YOUR TASK -
All of the records must be set down again word for word.
Content starts
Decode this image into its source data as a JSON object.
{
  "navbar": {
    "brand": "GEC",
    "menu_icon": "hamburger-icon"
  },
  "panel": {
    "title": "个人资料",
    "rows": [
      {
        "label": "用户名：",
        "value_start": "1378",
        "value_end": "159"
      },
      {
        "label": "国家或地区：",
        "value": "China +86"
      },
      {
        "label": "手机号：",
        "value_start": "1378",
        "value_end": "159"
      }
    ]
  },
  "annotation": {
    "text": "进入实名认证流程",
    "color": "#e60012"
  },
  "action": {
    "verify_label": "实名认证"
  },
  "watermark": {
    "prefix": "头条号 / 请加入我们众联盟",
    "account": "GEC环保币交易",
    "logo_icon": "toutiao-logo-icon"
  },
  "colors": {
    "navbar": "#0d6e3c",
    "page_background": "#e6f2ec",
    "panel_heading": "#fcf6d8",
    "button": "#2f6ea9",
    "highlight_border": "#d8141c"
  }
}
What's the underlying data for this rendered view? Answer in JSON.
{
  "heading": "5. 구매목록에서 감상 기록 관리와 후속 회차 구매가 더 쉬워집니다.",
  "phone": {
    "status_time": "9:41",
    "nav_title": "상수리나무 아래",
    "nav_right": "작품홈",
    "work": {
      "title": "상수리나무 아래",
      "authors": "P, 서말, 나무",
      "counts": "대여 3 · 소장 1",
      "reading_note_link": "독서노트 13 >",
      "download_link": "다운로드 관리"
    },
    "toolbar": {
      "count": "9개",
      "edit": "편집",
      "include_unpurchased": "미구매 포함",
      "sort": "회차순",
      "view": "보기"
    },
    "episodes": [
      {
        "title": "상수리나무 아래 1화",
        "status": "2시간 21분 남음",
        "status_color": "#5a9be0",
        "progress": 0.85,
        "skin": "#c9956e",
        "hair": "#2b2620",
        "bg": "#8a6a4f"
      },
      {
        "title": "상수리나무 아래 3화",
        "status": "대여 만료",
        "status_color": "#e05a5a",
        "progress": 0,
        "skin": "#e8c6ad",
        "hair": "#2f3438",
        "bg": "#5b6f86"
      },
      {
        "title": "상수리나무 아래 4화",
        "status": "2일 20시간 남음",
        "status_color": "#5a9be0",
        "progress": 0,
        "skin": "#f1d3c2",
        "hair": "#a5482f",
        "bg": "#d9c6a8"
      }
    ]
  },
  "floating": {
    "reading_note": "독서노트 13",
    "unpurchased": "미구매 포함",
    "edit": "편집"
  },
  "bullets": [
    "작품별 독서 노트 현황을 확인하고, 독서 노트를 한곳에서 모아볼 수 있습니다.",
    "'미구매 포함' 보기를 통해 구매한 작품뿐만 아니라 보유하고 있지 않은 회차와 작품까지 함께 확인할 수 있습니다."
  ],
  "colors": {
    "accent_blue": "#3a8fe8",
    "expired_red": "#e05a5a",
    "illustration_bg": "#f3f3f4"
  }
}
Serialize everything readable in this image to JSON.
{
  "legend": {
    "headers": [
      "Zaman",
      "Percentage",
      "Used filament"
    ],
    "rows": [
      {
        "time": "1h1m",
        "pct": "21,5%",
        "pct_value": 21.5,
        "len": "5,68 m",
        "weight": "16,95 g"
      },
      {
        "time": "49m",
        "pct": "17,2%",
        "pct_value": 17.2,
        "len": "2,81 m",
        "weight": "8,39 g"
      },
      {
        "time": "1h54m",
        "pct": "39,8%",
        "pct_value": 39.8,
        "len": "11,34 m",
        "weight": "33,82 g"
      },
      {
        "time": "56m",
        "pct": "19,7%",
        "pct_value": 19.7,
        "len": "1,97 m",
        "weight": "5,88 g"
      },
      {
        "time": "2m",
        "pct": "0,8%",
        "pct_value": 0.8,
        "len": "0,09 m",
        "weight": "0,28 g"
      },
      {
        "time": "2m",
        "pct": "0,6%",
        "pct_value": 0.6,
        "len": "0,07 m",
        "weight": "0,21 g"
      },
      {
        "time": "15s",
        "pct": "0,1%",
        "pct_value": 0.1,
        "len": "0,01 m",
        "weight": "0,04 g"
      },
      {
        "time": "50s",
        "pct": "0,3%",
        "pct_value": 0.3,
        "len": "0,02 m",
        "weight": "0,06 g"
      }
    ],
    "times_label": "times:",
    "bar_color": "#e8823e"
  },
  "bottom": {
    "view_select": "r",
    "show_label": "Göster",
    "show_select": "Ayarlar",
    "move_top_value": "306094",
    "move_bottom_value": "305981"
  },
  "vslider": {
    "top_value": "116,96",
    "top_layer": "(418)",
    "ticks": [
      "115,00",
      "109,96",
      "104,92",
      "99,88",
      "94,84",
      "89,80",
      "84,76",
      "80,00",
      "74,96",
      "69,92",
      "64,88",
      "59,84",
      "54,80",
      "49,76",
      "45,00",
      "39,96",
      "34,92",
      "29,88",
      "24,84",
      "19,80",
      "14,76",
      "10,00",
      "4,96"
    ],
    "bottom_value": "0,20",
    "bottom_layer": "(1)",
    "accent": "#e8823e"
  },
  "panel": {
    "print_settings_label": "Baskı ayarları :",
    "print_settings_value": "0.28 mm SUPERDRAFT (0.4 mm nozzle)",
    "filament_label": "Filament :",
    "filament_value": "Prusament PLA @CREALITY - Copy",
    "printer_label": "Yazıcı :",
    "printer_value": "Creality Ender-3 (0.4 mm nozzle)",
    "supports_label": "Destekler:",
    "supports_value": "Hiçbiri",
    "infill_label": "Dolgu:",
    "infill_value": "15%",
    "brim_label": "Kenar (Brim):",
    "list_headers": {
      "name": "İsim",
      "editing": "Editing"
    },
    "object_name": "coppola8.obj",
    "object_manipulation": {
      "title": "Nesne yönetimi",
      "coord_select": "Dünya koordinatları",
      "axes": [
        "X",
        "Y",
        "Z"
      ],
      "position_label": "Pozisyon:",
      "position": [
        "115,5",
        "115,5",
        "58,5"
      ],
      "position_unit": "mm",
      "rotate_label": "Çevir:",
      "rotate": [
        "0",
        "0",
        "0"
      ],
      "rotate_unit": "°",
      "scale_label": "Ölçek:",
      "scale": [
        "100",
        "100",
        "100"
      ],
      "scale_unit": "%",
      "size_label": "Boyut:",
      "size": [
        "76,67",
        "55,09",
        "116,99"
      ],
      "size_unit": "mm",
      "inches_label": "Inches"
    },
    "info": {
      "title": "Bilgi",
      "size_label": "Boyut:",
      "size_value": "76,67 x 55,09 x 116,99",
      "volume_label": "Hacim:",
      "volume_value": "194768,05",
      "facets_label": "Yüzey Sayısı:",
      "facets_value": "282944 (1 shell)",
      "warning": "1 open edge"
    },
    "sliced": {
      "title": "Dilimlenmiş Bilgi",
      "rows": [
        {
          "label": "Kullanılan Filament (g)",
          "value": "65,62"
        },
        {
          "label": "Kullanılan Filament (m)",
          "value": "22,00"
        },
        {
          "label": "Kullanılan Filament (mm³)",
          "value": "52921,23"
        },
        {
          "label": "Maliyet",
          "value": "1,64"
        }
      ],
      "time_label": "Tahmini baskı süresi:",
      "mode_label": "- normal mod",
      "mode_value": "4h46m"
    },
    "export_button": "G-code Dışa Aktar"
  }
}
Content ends
SOLVED PROBLEM -
Decode this image into its source data as a JSON object.
{
  "navbar": {
    "brand": "GEC",
    "menu_icon": "hamburger-icon"
  },
  "panel": {
    "title": "个人资料",
    "rows": [
      {
        "label": "用户名：",
        "value_start": "1378",
        "value_end": "159"
      },
      {
        "label": "国家或地区：",
        "value": "China +86"
      },
      {
        "label": "手机号：",
        "value_start": "1378",
        "value_end": "159"
      }
    ]
  },
  "annotation": {
    "text": "进入实名认证流程",
    "color": "#e60012"
  },
  "action": {
    "verify_label": "实名认证"
  },
  "watermark": {
    "prefix": "头条号 / 请加入我们众联盟",
    "account": "GEC环保币交易",
    "logo_icon": "toutiao-logo-icon"
  },
  "colors": {
    "navbar": "#0d6e3c",
    "page_background": "#e6f2ec",
    "panel_heading": "#fcf6d8",
    "button": "#2f6ea9",
    "highlight_border": "#d8141c"
  }
}
What's the underlying data for this rendered view? Answer in JSON.
{
  "heading": "5. 구매목록에서 감상 기록 관리와 후속 회차 구매가 더 쉬워집니다.",
  "phone": {
    "status_time": "9:41",
    "nav_title": "상수리나무 아래",
    "nav_right": "작품홈",
    "work": {
      "title": "상수리나무 아래",
      "authors": "P, 서말, 나무",
      "counts": "대여 3 · 소장 1",
      "reading_note_link": "독서노트 13 >",
      "download_link": "다운로드 관리"
    },
    "toolbar": {
      "count": "9개",
      "edit": "편집",
      "include_unpurchased": "미구매 포함",
      "sort": "회차순",
      "view": "보기"
    },
    "episodes": [
      {
        "title": "상수리나무 아래 1화",
        "status": "2시간 21분 남음",
        "status_color": "#5a9be0",
        "progress": 0.85,
        "skin": "#c9956e",
        "hair": "#2b2620",
        "bg": "#8a6a4f"
      },
      {
        "title": "상수리나무 아래 3화",
        "status": "대여 만료",
        "status_color": "#e05a5a",
        "progress": 0,
        "skin": "#e8c6ad",
        "hair": "#2f3438",
        "bg": "#5b6f86"
      },
      {
        "title": "상수리나무 아래 4화",
        "status": "2일 20시간 남음",
        "status_color": "#5a9be0",
        "progress": 0,
        "skin": "#f1d3c2",
        "hair": "#a5482f",
        "bg": "#d9c6a8"
      }
    ]
  },
  "floating": {
    "reading_note": "독서노트 13",
    "unpurchased": "미구매 포함",
    "edit": "편집"
  },
  "bullets": [
    "작품별 독서 노트 현황을 확인하고, 독서 노트를 한곳에서 모아볼 수 있습니다.",
    "'미구매 포함' 보기를 통해 구매한 작품뿐만 아니라 보유하고 있지 않은 회차와 작품까지 함께 확인할 수 있습니다."
  ],
  "colors": {
    "accent_blue": "#3a8fe8",
    "expired_red": "#e05a5a",
    "illustration_bg": "#f3f3f4"
  }
}
Serialize everything readable in this image to JSON.
{
  "legend": {
    "headers": [
      "Zaman",
      "Percentage",
      "Used filament"
    ],
    "rows": [
      {
        "time": "1h1m",
        "pct": "21,5%",
        "pct_value": 21.5,
        "len": "5,68 m",
        "weight": "16,95 g"
      },
      {
        "time": "49m",
        "pct": "17,2%",
        "pct_value": 17.2,
        "len": "2,81 m",
        "weight": "8,39 g"
      },
      {
        "time": "1h54m",
        "pct": "39,8%",
        "pct_value": 39.8,
        "len": "11,34 m",
        "weight": "33,82 g"
      },
      {
        "time": "56m",
        "pct": "19,7%",
        "pct_value": 19.7,
        "len": "1,97 m",
        "weight": "5,88 g"
      },
      {
        "time": "2m",
        "pct": "0,8%",
        "pct_value": 0.8,
        "len": "0,09 m",
        "weight": "0,28 g"
      },
      {
        "time": "2m",
        "pct": "0,6%",
        "pct_value": 0.6,
        "len": "0,07 m",
        "weight": "0,21 g"
      },
      {
        "time": "15s",
        "pct": "0,1%",
        "pct_value": 0.1,
        "len": "0,01 m",
        "weight": "0,04 g"
      },
      {
        "time": "50s",
        "pct": "0,3%",
        "pct_value": 0.3,
        "len": "0,02 m",
        "weight": "0,06 g"
      }
    ],
    "times_label": "times:",
    "bar_color": "#e8823e"
  },
  "bottom": {
    "view_select": "r",
    "show_label": "Göster",
    "show_select": "Ayarlar",
    "move_top_value": "306094",
    "move_bottom_value": "305981"
  },
  "vslider": {
    "top_value": "116,96",
    "top_layer": "(418)",
    "ticks": [
      "115,00",
      "109,96",
      "104,92",
      "99,88",
      "94,84",
      "89,80",
      "84,76",
      "80,00",
      "74,96",
      "69,92",
      "64,88",
      "59,84",
      "54,80",
      "49,76",
      "45,00",
      "39,96",
      "34,92",
      "29,88",
      "24,84",
      "19,80",
      "14,76",
      "10,00",
      "4,96"
    ],
    "bottom_value": "0,20",
    "bottom_layer": "(1)",
    "accent": "#e8823e"
  },
  "panel": {
    "print_settings_label": "Baskı ayarları :",
    "print_settings_value": "0.28 mm SUPERDRAFT (0.4 mm nozzle)",
    "filament_label": "Filament :",
    "filament_value": "Prusament PLA @CREALITY - Copy",
    "printer_label": "Yazıcı :",
    "printer_value": "Creality Ender-3 (0.4 mm nozzle)",
    "supports_label": "Destekler:",
    "supports_value": "Hiçbiri",
    "infill_label": "Dolgu:",
    "infill_value": "15%",
    "brim_label": "Kenar (Brim):",
    "list_headers": {
      "name": "İsim",
      "editing": "Editing"
    },
    "object_name": "coppola8.obj",
    "object_manipulation": {
      "title": "Nesne yönetimi",
      "coord_select": "Dünya koordinatları",
      "axes": [
        "X",
        "Y",
        "Z"
      ],
      "position_label": "Pozisyon:",
      "position": [
        "115,5",
        "115,5",
        "58,5"
      ],
      "position_unit": "mm",
      "rotate_label": "Çevir:",
      "rotate": [
        "0",
        "0",
        "0"
      ],
      "rotate_unit": "°",
      "scale_label": "Ölçek:",
      "scale": [
        "100",
        "100",
        "100"
      ],
      "scale_unit": "%",
      "size_label": "Boyut:",
      "size": [
        "76,67",
        "55,09",
        "116,99"
      ],
      "size_unit": "mm",
      "inches_label": "Inches"
    },
    "info": {
      "title": "Bilgi",
      "size_label": "Boyut:",
      "size_value": "76,67 x 55,09 x 116,99",
      "volume_label": "Hacim:",
      "volume_value": "194768,05",
      "facets_label": "Yüzey Sayısı:",
      "facets_value": "282944 (1 shell)",
      "warning": "1 open edge"
    },
    "sliced": {
      "title": "Dilimlenmiş Bilgi",
      "rows": [
        {
          "label": "Kullanılan Filament (g)",
          "value": "65,62"
        },
        {
          "label": "Kullanılan Filament (m)",
          "value": "22,00"
        },
        {
          "label": "Kullanılan Filament (mm³)",
          "value": "52921,23"
        },
        {
          "label": "Maliyet",
          "value": "1,64"
        }
      ],
      "time_label": "Tahmini baskı süresi:",
      "mode_label": "- normal mod",
      "mode_value": "4h46m"
    },
    "export_button": "G-code Dışa Aktar"
  }
}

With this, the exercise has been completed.